(Data provided Opens)

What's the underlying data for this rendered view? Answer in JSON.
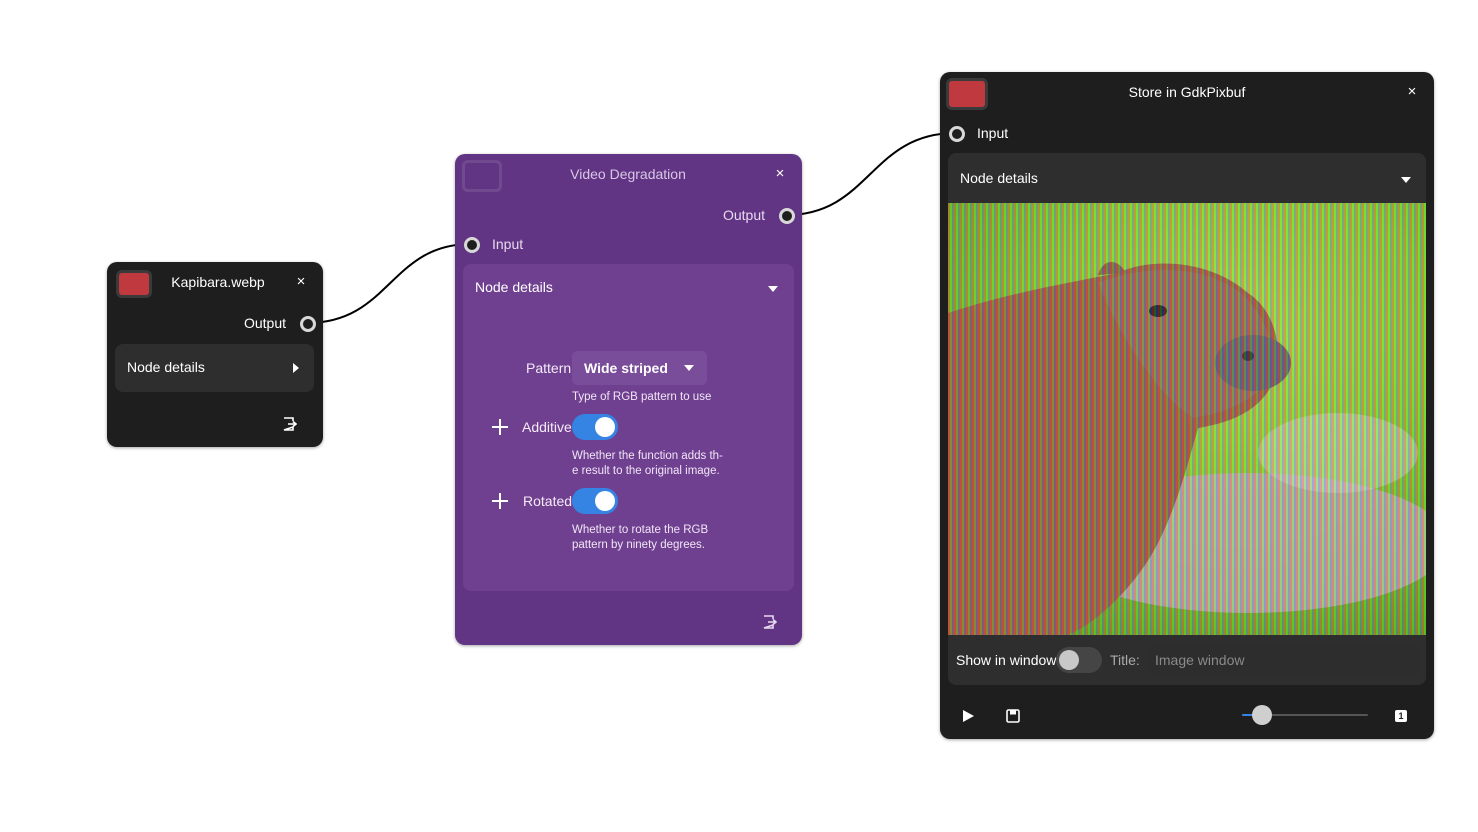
{
  "colors": {
    "node_dark": "#1e1e1e",
    "node_purple": "#613583",
    "details_dark": "#2e2e2e",
    "details_purple": "#704090",
    "swatch_red": "#c0393e",
    "toggle_on": "#3584e4"
  },
  "kapibara_node": {
    "title": "Kapibara.webp",
    "output_label": "Output",
    "details_label": "Node details",
    "close_glyph": "×"
  },
  "degradation_node": {
    "title": "Video Degradation",
    "output_label": "Output",
    "input_label": "Input",
    "details_label": "Node details",
    "close_glyph": "×",
    "pattern": {
      "label": "Pattern",
      "value": "Wide striped",
      "description": "Type of RGB pattern to use"
    },
    "additive": {
      "label": "Additive",
      "enabled": true,
      "description": "Whether the function adds th-e result to the original image."
    },
    "rotated": {
      "label": "Rotated",
      "enabled": true,
      "description": "Whether to rotate the RGB pattern by ninety degrees."
    }
  },
  "store_node": {
    "title": "Store in GdkPixbuf",
    "input_label": "Input",
    "details_label": "Node details",
    "close_glyph": "×",
    "show_in_window_label": "Show in window",
    "show_in_window": false,
    "title_label": "Title:",
    "title_placeholder": "Image window",
    "slider_value": 0.09,
    "page_badge": "1"
  }
}
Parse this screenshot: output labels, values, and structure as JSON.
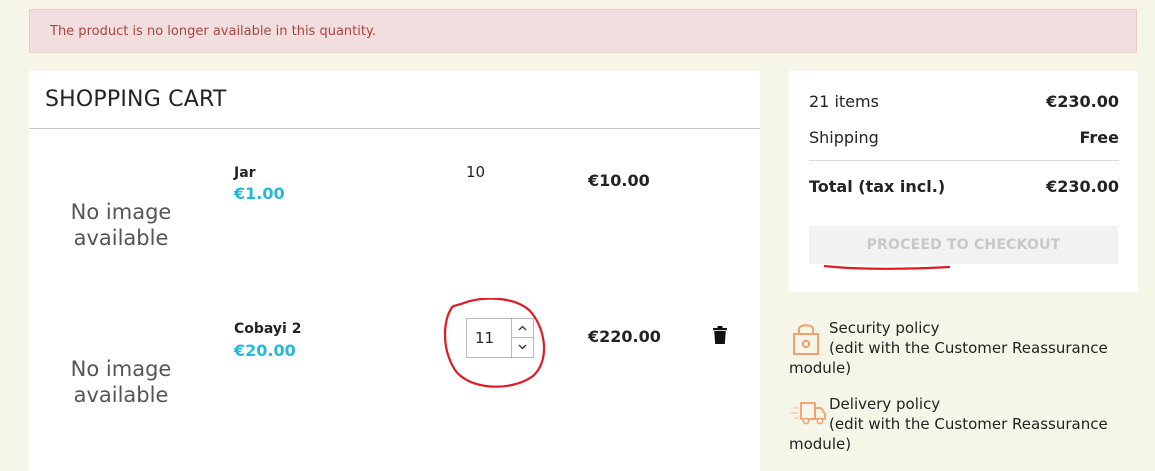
{
  "alert": {
    "message": "The product is no longer available in this quantity."
  },
  "cart": {
    "title": "SHOPPING CART",
    "items": [
      {
        "image_placeholder_line1": "No image",
        "image_placeholder_line2": "available",
        "name": "Jar",
        "unit_price": "€1.00",
        "quantity": "10",
        "total": "€10.00"
      },
      {
        "image_placeholder_line1": "No image",
        "image_placeholder_line2": "available",
        "name": "Cobayi 2",
        "unit_price": "€20.00",
        "quantity": "11",
        "total": "€220.00",
        "icons": {
          "increase": "chevron-up-icon",
          "decrease": "chevron-down-icon",
          "remove": "trash-icon"
        }
      }
    ]
  },
  "summary": {
    "items_label": "21 items",
    "items_value": "€230.00",
    "shipping_label": "Shipping",
    "shipping_value": "Free",
    "total_label": "Total (tax incl.)",
    "total_value": "€230.00",
    "checkout_label": "PROCEED TO CHECKOUT"
  },
  "reassurance": [
    {
      "title": "Security policy",
      "desc": "(edit with the Customer Reassurance",
      "desc2": "module)",
      "icon": "lock-icon"
    },
    {
      "title": "Delivery policy",
      "desc": "(edit with the Customer Reassurance",
      "desc2": "module)",
      "icon": "truck-icon"
    }
  ],
  "colors": {
    "accent": "#24b9d7",
    "alert_bg": "#f2dede",
    "alert_text": "#a94442",
    "annotation": "#e01b24"
  }
}
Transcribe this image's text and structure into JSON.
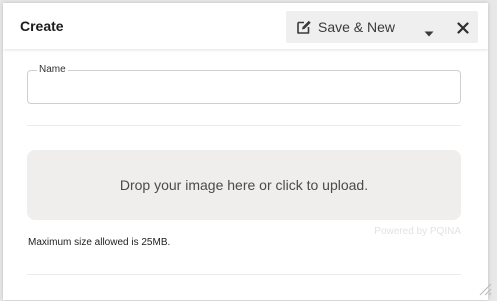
{
  "header": {
    "title": "Create",
    "save_label": "Save & New",
    "icons": {
      "save": "edit-icon",
      "dropdown": "caret-down-icon",
      "close": "close-icon"
    }
  },
  "form": {
    "name_field": {
      "label": "Name",
      "value": "",
      "placeholder": ""
    },
    "upload": {
      "dropzone_text": "Drop your image here or click to upload.",
      "powered_by": "Powered by PQINA",
      "helper_text": "Maximum size allowed is 25MB."
    }
  },
  "colors": {
    "accent_bg": "#efefef",
    "dropzone_bg": "#efeeec",
    "text": "#3a3a3a"
  }
}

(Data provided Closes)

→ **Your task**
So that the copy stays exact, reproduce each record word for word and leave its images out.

→ **Task answer**
What's the underlying data for this rendered view? Answer in JSON.
{
  "colors": {
    "node_dark": "#1e1e1e",
    "node_purple": "#613583",
    "details_dark": "#2e2e2e",
    "details_purple": "#704090",
    "swatch_red": "#c0393e",
    "toggle_on": "#3584e4"
  },
  "kapibara_node": {
    "title": "Kapibara.webp",
    "output_label": "Output",
    "details_label": "Node details",
    "close_glyph": "×"
  },
  "degradation_node": {
    "title": "Video Degradation",
    "output_label": "Output",
    "input_label": "Input",
    "details_label": "Node details",
    "close_glyph": "×",
    "pattern": {
      "label": "Pattern",
      "value": "Wide striped",
      "description": "Type of RGB pattern to use"
    },
    "additive": {
      "label": "Additive",
      "enabled": true,
      "description": "Whether the function adds th-e result to the original image."
    },
    "rotated": {
      "label": "Rotated",
      "enabled": true,
      "description": "Whether to rotate the RGB pattern by ninety degrees."
    }
  },
  "store_node": {
    "title": "Store in GdkPixbuf",
    "input_label": "Input",
    "details_label": "Node details",
    "close_glyph": "×",
    "show_in_window_label": "Show in window",
    "show_in_window": false,
    "title_label": "Title:",
    "title_placeholder": "Image window",
    "slider_value": 0.09,
    "page_badge": "1"
  }
}
Parse this screenshot: output labels, values, and structure as JSON.
{
  "alert": {
    "message": "The product is no longer available in this quantity."
  },
  "cart": {
    "title": "SHOPPING CART",
    "items": [
      {
        "image_placeholder_line1": "No image",
        "image_placeholder_line2": "available",
        "name": "Jar",
        "unit_price": "€1.00",
        "quantity": "10",
        "total": "€10.00"
      },
      {
        "image_placeholder_line1": "No image",
        "image_placeholder_line2": "available",
        "name": "Cobayi 2",
        "unit_price": "€20.00",
        "quantity": "11",
        "total": "€220.00",
        "icons": {
          "increase": "chevron-up-icon",
          "decrease": "chevron-down-icon",
          "remove": "trash-icon"
        }
      }
    ]
  },
  "summary": {
    "items_label": "21 items",
    "items_value": "€230.00",
    "shipping_label": "Shipping",
    "shipping_value": "Free",
    "total_label": "Total (tax incl.)",
    "total_value": "€230.00",
    "checkout_label": "PROCEED TO CHECKOUT"
  },
  "reassurance": [
    {
      "title": "Security policy",
      "desc": "(edit with the Customer Reassurance",
      "desc2": "module)",
      "icon": "lock-icon"
    },
    {
      "title": "Delivery policy",
      "desc": "(edit with the Customer Reassurance",
      "desc2": "module)",
      "icon": "truck-icon"
    }
  ],
  "colors": {
    "accent": "#24b9d7",
    "alert_bg": "#f2dede",
    "alert_text": "#a94442",
    "annotation": "#e01b24"
  }
}
Transcribe this image's text and structure into JSON.
{
  "header": {
    "title": "Create",
    "save_label": "Save & New",
    "icons": {
      "save": "edit-icon",
      "dropdown": "caret-down-icon",
      "close": "close-icon"
    }
  },
  "form": {
    "name_field": {
      "label": "Name",
      "value": "",
      "placeholder": ""
    },
    "upload": {
      "dropzone_text": "Drop your image here or click to upload.",
      "powered_by": "Powered by PQINA",
      "helper_text": "Maximum size allowed is 25MB."
    }
  },
  "colors": {
    "accent_bg": "#efefef",
    "dropzone_bg": "#efeeec",
    "text": "#3a3a3a"
  }
}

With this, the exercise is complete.